Required action: Where does the word "icon" appear in the entries below? Copy each line that holds it.

Data entries:
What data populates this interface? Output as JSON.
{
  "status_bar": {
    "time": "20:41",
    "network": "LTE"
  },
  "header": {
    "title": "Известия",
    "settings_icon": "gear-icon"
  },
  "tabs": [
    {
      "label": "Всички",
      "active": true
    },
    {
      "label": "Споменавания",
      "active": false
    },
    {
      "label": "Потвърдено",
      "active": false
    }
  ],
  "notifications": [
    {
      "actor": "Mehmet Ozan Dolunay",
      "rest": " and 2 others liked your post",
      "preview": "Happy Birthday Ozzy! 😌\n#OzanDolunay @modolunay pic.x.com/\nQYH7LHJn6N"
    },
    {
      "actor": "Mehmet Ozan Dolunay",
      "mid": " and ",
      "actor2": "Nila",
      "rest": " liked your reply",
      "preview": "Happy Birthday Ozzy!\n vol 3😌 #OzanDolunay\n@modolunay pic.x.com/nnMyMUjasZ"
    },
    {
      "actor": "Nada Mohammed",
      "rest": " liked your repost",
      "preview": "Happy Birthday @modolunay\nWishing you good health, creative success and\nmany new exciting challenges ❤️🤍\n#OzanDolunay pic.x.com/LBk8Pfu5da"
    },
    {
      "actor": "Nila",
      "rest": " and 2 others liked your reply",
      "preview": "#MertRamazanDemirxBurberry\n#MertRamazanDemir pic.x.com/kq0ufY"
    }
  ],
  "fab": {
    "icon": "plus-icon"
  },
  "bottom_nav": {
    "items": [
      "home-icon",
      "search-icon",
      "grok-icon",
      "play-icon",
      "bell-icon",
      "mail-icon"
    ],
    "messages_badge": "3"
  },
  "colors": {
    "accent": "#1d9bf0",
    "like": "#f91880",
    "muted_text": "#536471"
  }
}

Answer to this exercise:
    "settings_icon": "gear-icon"
    "icon": "plus-icon"
      "home-icon",
      "search-icon",
      "grok-icon",
      "play-icon",
      "bell-icon",
      "mail-icon"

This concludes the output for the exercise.